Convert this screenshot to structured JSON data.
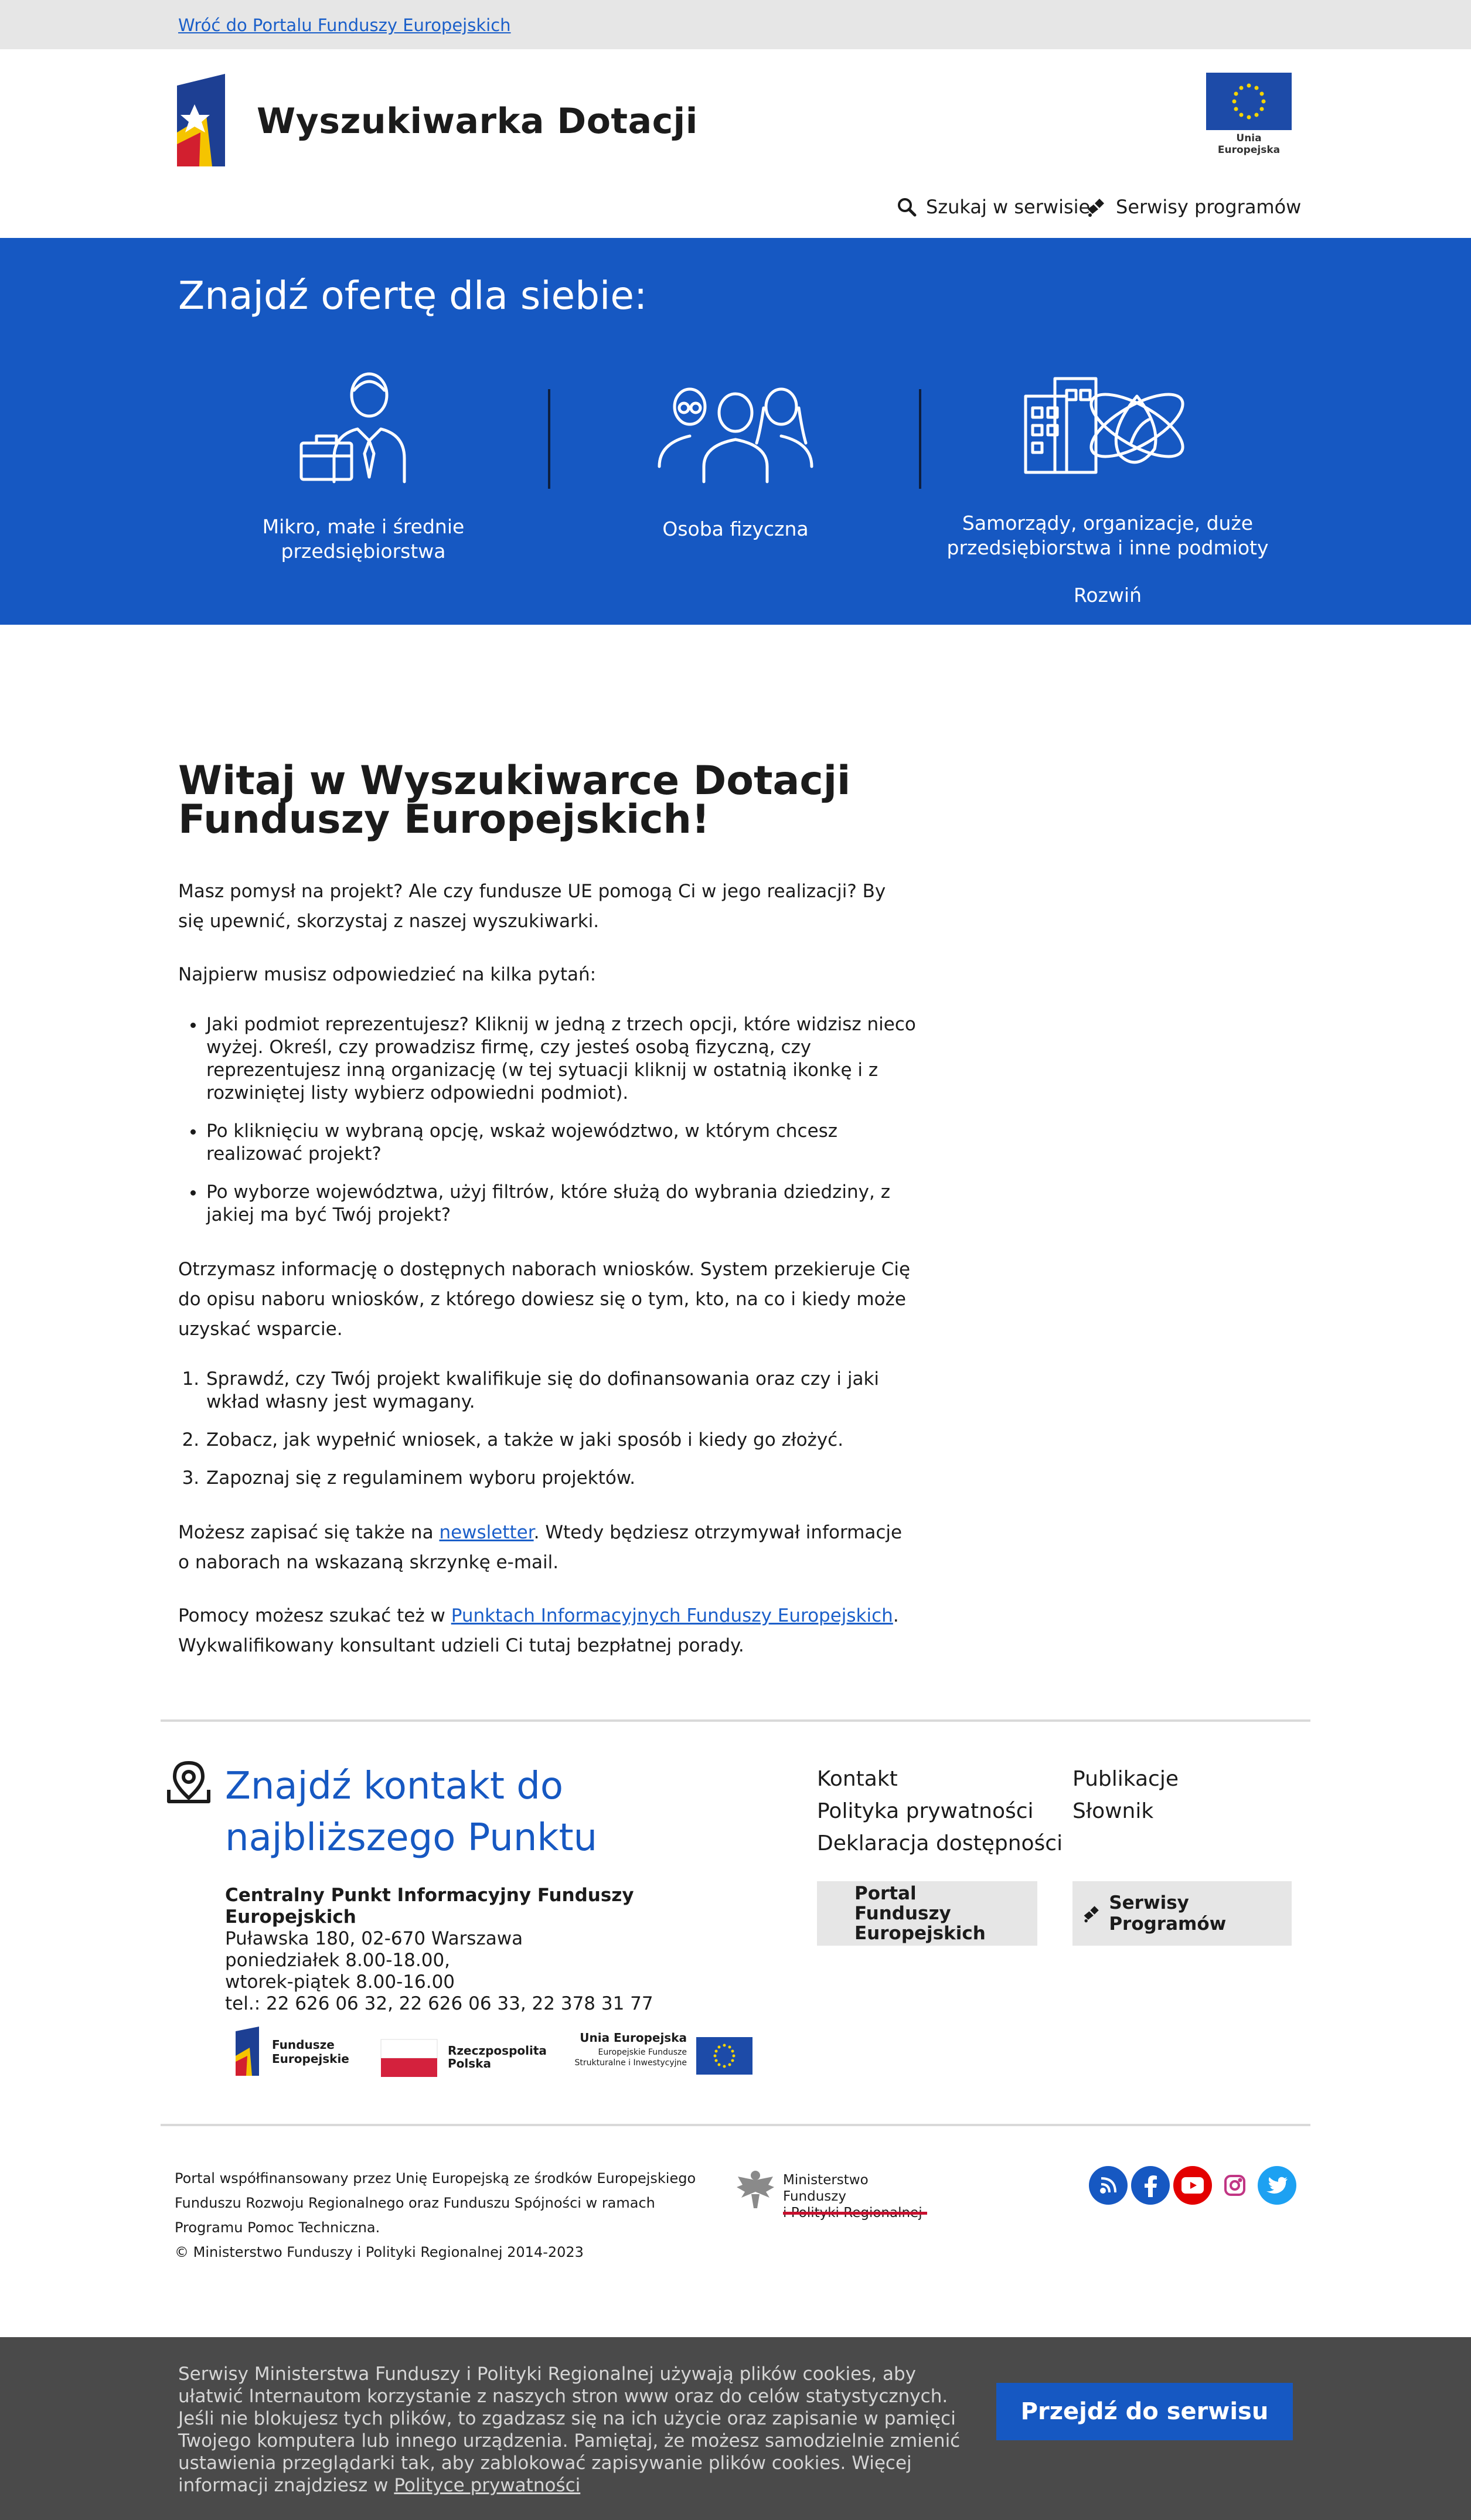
{
  "topbar": {
    "back_link": "Wróć do Portalu Funduszy Europejskich"
  },
  "header": {
    "site_title": "Wyszukiwarka Dotacji",
    "eu_label": "Unia Europejska",
    "search_label": "Szukaj w serwisie",
    "services_label": "Serwisy programów"
  },
  "banner": {
    "heading": "Znajdź ofertę dla siebie:",
    "offers": [
      {
        "label": "Mikro, małe i średnie przedsiębiorstwa",
        "icon": "businessman-briefcase-icon"
      },
      {
        "label": "Osoba fizyczna",
        "icon": "people-group-icon"
      },
      {
        "label": "Samorządy, organizacje, duże przedsiębiorstwa i inne podmioty",
        "icon": "buildings-atom-icon"
      }
    ],
    "expand_label": "Rozwiń"
  },
  "main": {
    "title": "Witaj w Wyszukiwarce Dotacji Funduszy Europejskich!",
    "intro": "Masz pomysł na projekt? Ale czy fundusze UE pomogą Ci w jego realizacji? By się upewnić, skorzystaj z naszej wyszukiwarki.",
    "steps_intro": "Najpierw musisz odpowiedzieć na kilka pytań:",
    "bullets": [
      "Jaki podmiot reprezentujesz? Kliknij w jedną z trzech opcji, które widzisz nieco wyżej. Określ, czy prowadzisz firmę, czy jesteś osobą fizyczną, czy reprezentujesz inną organizację (w tej sytuacji kliknij w ostatnią ikonkę i z rozwiniętej listy wybierz odpowiedni podmiot).",
      "Po kliknięciu w wybraną opcję, wskaż województwo, w którym chcesz realizować projekt?",
      "Po wyborze województwa, użyj filtrów, które służą do wybrania dziedziny, z jakiej ma być Twój projekt?"
    ],
    "info": "Otrzymasz informację o dostępnych naborach wniosków. System przekieruje Cię do opisu naboru wniosków, z którego dowiesz się o tym, kto, na co i kiedy może uzyskać wsparcie.",
    "numbered": [
      "Sprawdź, czy Twój projekt kwalifikuje się do dofinansowania oraz czy i jaki wkład własny jest wymagany.",
      "Zobacz, jak wypełnić wniosek, a także w jaki sposób i kiedy go złożyć.",
      "Zapoznaj się z regulaminem wyboru projektów."
    ],
    "newsletter_before": "Możesz zapisać się także na ",
    "newsletter_link": "newsletter",
    "newsletter_after": ". Wtedy będziesz otrzymywał informacje o naborach na wskazaną skrzynkę e-mail.",
    "help_before": "Pomocy możesz szukać też w ",
    "help_link": "Punktach Informacyjnych Funduszy Europejskich",
    "help_after": ". Wykwalifikowany konsultant udzieli Ci tutaj bezpłatnej porady."
  },
  "footer": {
    "contact_title": "Znajdź kontakt do najbliższego Punktu",
    "contact_name": "Centralny Punkt Informacyjny Funduszy Europejskich",
    "contact_lines": [
      "Puławska 180, 02-670 Warszawa",
      "poniedziałek 8.00-18.00,",
      "wtorek-piątek 8.00-16.00",
      "tel.: 22 626 06 32, 22 626 06 33, 22 378 31 77"
    ],
    "links_col1": [
      "Kontakt",
      "Polityka prywatności",
      "Deklaracja dostępności"
    ],
    "links_col2": [
      "Publikacje",
      "Słownik"
    ],
    "portal_button": "Portal Funduszy Europejskich",
    "programs_button": "Serwisy Programów",
    "partner_fe": [
      "Fundusze",
      "Europejskie"
    ],
    "partner_rp": [
      "Rzeczpospolita",
      "Polska"
    ],
    "partner_ue": [
      "Unia Europejska",
      "Europejskie Fundusze",
      "Strukturalne i Inwestycyjne"
    ],
    "cofinance_text": "Portal współfinansowany przez Unię Europejską ze środków Europejskiego Funduszu Rozwoju Regionalnego oraz Funduszu Spójności w ramach Programu Pomoc Techniczna.",
    "copyright": "© Ministerstwo Funduszy i Polityki Regionalnej 2014-2023",
    "ministry_name": [
      "Ministerstwo Funduszy",
      "i Polityki Regionalnej"
    ],
    "socials": [
      {
        "name": "rss-icon",
        "color": "#1658c2"
      },
      {
        "name": "facebook-icon",
        "color": "#1658c2"
      },
      {
        "name": "youtube-icon",
        "color": "#e30000"
      },
      {
        "name": "instagram-icon",
        "color": "#c13584"
      },
      {
        "name": "twitter-icon",
        "color": "#1da1f2"
      }
    ]
  },
  "cookie": {
    "text_before": "Serwisy Ministerstwa Funduszy i Polityki Regionalnej używają plików cookies, aby ułatwić Internautom korzystanie z naszych stron www oraz do celów statystycznych. Jeśli nie blokujesz tych plików, to zgadzasz się na ich użycie oraz zapisanie w pamięci Twojego komputera lub innego urządzenia. Pamiętaj, że możesz samodzielnie zmienić ustawienia przeglądarki tak, aby zablokować zapisywanie plików cookies. Więcej informacji znajdziesz w ",
    "link": "Polityce prywatności",
    "button": "Przejdź do serwisu"
  },
  "colors": {
    "brand_blue": "#1658c2",
    "topbar_gray": "#e6e6e6",
    "cookie_gray": "#4a4a4a"
  }
}
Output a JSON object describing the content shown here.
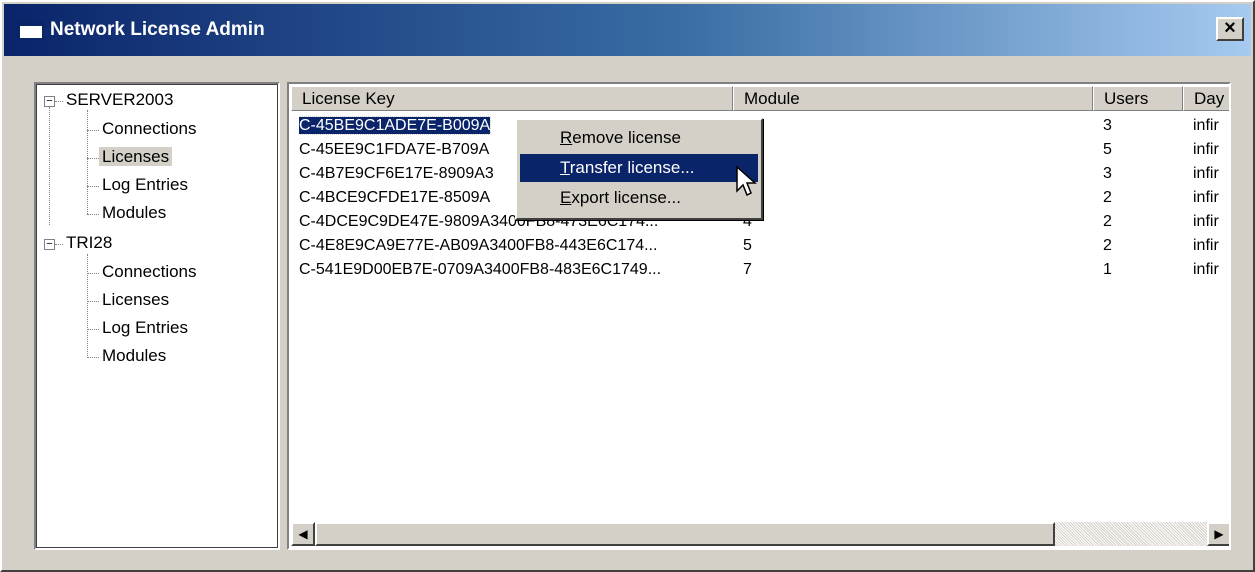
{
  "window": {
    "title": "Network License Admin",
    "close_label": "×"
  },
  "tree": {
    "collapse_glyph": "−",
    "servers": [
      {
        "name": "SERVER2003",
        "children": [
          "Connections",
          "Licenses",
          "Log Entries",
          "Modules"
        ],
        "selected_child": 1
      },
      {
        "name": "TRI28",
        "children": [
          "Connections",
          "Licenses",
          "Log Entries",
          "Modules"
        ]
      }
    ]
  },
  "table": {
    "columns": [
      "License Key",
      "Module",
      "Users",
      "Day"
    ],
    "rows": [
      {
        "key": "C-45BE9C1ADE7E-B009A",
        "module": "",
        "users": "3",
        "days": "infir",
        "selected": true
      },
      {
        "key": "C-45EE9C1FDA7E-B709A",
        "module": "",
        "users": "5",
        "days": "infir"
      },
      {
        "key": "C-4B7E9CF6E17E-8909A3",
        "module": "",
        "users": "3",
        "days": "infir"
      },
      {
        "key": "C-4BCE9CFDE17E-8509A",
        "module": "",
        "users": "2",
        "days": "infir"
      },
      {
        "key": "C-4DCE9C9DE47E-9809A3400FB8-473E6C174...",
        "module": "4",
        "users": "2",
        "days": "infir"
      },
      {
        "key": "C-4E8E9CA9E77E-AB09A3400FB8-443E6C174...",
        "module": "5",
        "users": "2",
        "days": "infir"
      },
      {
        "key": "C-541E9D00EB7E-0709A3400FB8-483E6C1749...",
        "module": "7",
        "users": "1",
        "days": "infir"
      }
    ]
  },
  "context_menu": {
    "items": [
      {
        "accel": "R",
        "rest": "emove license",
        "active": false
      },
      {
        "accel": "T",
        "rest": "ransfer license...",
        "active": true
      },
      {
        "accel": "E",
        "rest": "xport license...",
        "active": false
      }
    ]
  },
  "scrollbar": {
    "left_arrow": "◀",
    "right_arrow": "▶"
  },
  "colors": {
    "selection": "#0a246a",
    "face": "#d4d0c8"
  }
}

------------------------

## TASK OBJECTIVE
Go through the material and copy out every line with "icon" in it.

## ANSWER AREA
        "icon": "businessman-briefcase-icon"
        "icon": "people-group-icon"
        "icon": "buildings-atom-icon"
        "name": "rss-icon",
        "name": "facebook-icon",
        "name": "youtube-icon",
        "name": "instagram-icon",
        "name": "twitter-icon",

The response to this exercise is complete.